*** Begin section ***

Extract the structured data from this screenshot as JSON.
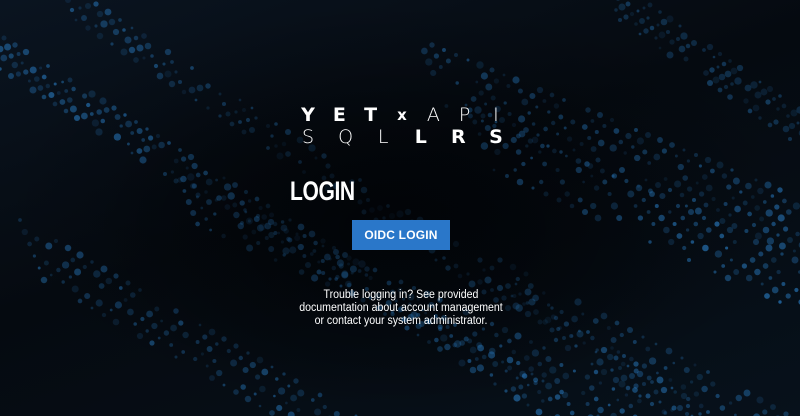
{
  "brand": {
    "line1": [
      "Y",
      "E",
      "T",
      "x",
      "A",
      "P",
      "I"
    ],
    "line2": [
      "S",
      "Q",
      "L",
      "L",
      "R",
      "S"
    ]
  },
  "login": {
    "title": "LOGIN",
    "oidc_button_label": "OIDC LOGIN",
    "help_text": "Trouble logging in? See provided documentation about account management or contact your system administrator."
  },
  "colors": {
    "button": "#2a77c9",
    "background": "#05080d",
    "dots": "#2f8fe0"
  }
}
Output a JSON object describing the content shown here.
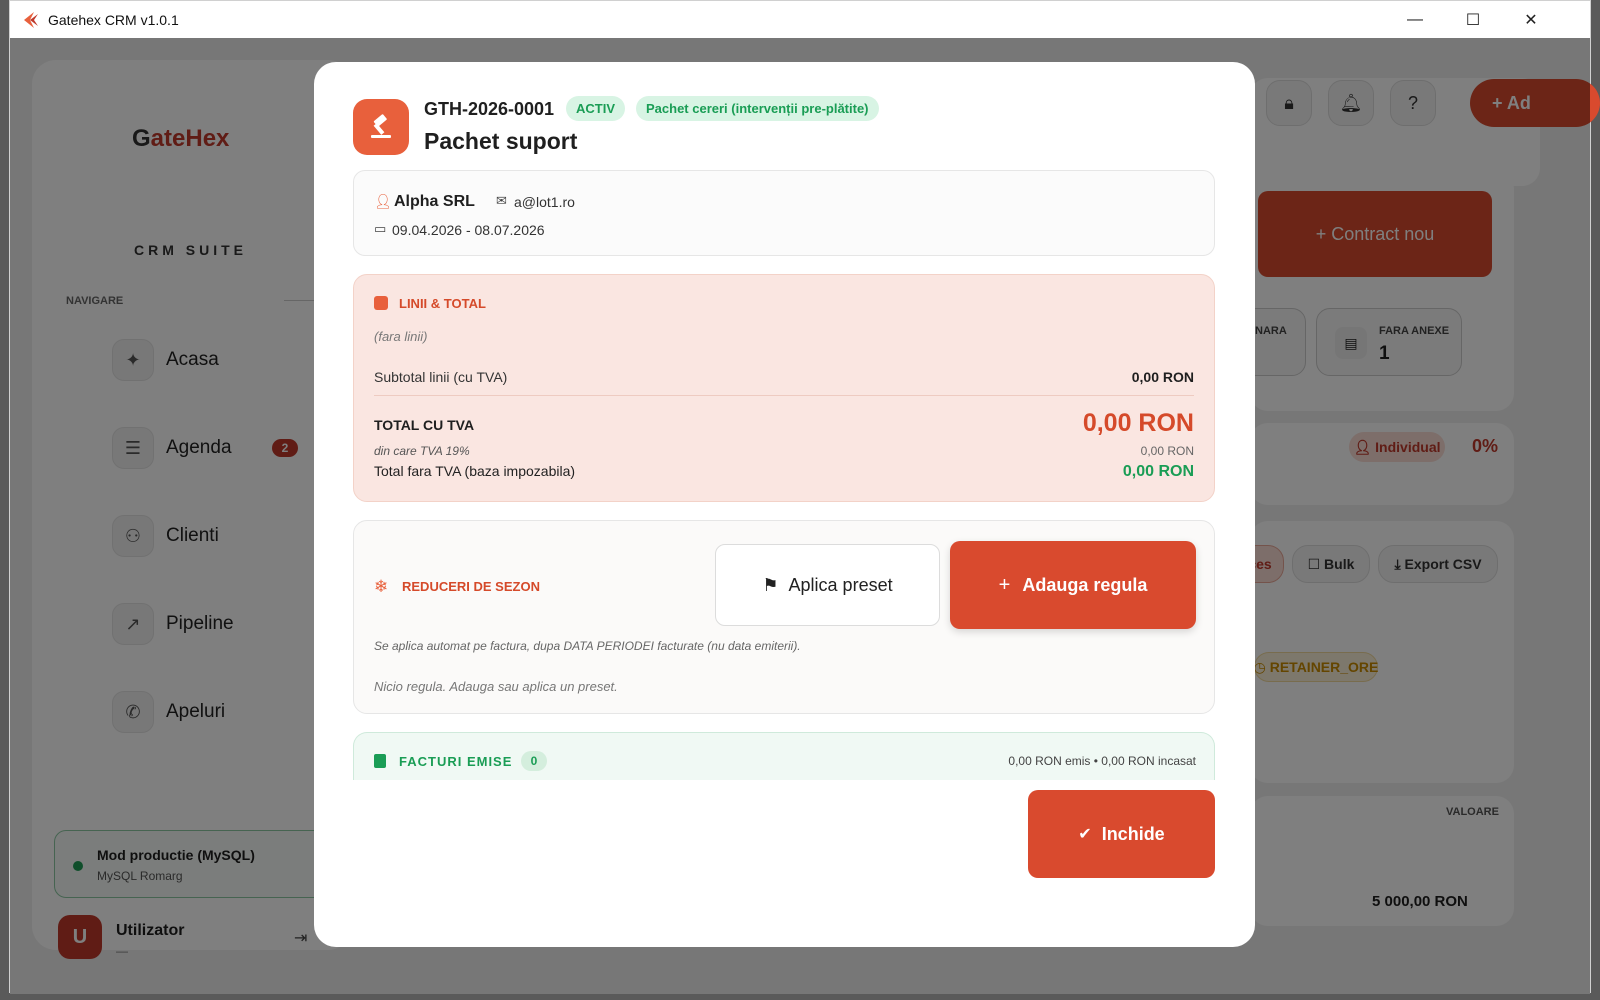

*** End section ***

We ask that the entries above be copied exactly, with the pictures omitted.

Extract the structured data from this screenshot as JSON.
{
  "brand": {
    "line1": [
      "Y",
      "E",
      "T",
      "x",
      "A",
      "P",
      "I"
    ],
    "line2": [
      "S",
      "Q",
      "L",
      "L",
      "R",
      "S"
    ]
  },
  "login": {
    "title": "LOGIN",
    "oidc_button_label": "OIDC LOGIN",
    "help_text": "Trouble logging in? See provided documentation about account management or contact your system administrator."
  },
  "colors": {
    "button": "#2a77c9",
    "background": "#05080d",
    "dots": "#2f8fe0"
  }
}
Output a JSON object describing the content shown here.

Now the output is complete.